Exercise ->
In the data below, locate each line with the word "Dane" and list it.

[Dataset rows describing interfaces]
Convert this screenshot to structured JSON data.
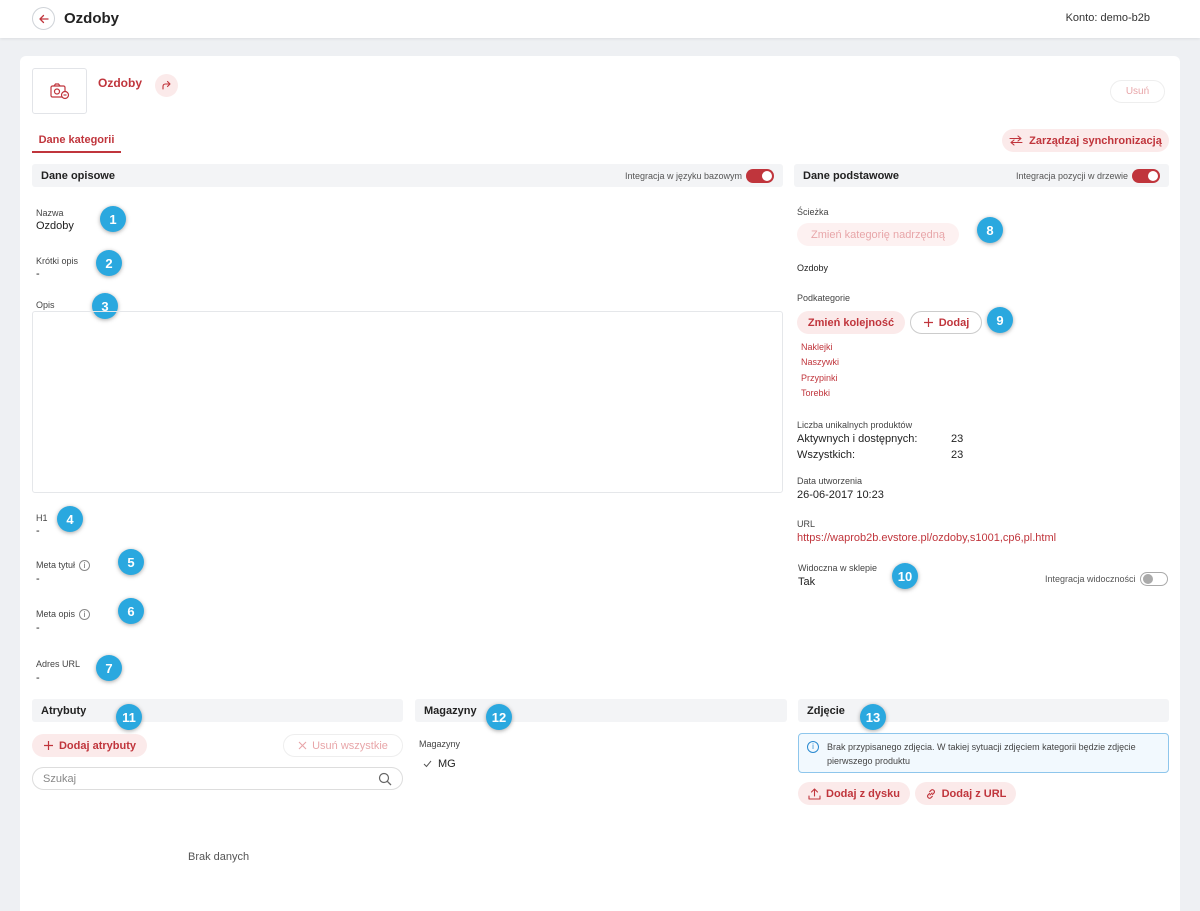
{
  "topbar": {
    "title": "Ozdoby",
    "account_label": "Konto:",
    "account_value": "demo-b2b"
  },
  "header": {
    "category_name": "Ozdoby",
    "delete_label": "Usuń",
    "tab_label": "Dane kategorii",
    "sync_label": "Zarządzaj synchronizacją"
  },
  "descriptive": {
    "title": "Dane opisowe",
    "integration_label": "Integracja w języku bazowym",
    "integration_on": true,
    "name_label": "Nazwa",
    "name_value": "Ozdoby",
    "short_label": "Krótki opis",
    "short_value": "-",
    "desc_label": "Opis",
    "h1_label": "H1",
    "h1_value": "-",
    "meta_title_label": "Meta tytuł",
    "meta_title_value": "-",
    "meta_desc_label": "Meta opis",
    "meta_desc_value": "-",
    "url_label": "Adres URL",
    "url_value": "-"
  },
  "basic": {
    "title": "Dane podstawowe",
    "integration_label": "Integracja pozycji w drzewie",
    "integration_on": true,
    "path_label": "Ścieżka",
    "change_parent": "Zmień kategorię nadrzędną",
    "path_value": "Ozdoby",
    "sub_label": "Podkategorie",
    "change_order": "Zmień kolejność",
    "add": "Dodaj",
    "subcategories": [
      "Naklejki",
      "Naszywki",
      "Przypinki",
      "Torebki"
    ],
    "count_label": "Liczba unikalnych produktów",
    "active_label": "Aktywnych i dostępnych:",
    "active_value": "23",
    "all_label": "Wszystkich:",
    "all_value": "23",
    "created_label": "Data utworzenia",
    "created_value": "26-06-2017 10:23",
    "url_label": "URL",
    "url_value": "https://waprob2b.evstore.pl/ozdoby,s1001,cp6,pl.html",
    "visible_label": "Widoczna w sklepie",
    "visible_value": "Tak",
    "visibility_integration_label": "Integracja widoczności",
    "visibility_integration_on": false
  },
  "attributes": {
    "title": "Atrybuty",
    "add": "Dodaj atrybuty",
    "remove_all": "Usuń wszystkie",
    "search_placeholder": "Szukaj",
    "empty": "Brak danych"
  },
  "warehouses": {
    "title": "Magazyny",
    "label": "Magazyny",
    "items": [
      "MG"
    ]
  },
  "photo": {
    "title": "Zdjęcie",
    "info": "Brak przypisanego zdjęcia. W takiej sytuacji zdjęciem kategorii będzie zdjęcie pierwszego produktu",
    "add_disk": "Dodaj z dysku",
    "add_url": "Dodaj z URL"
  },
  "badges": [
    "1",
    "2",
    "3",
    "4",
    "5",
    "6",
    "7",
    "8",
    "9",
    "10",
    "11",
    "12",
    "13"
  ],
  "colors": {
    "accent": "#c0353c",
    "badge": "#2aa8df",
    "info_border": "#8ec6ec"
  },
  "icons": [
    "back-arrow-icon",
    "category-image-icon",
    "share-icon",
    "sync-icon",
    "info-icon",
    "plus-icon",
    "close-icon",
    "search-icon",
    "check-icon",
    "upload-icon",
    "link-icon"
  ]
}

Result for this task ->
    "tab_label": "Dane kategorii",
    "title": "Dane opisowe",
    "title": "Dane podstawowe",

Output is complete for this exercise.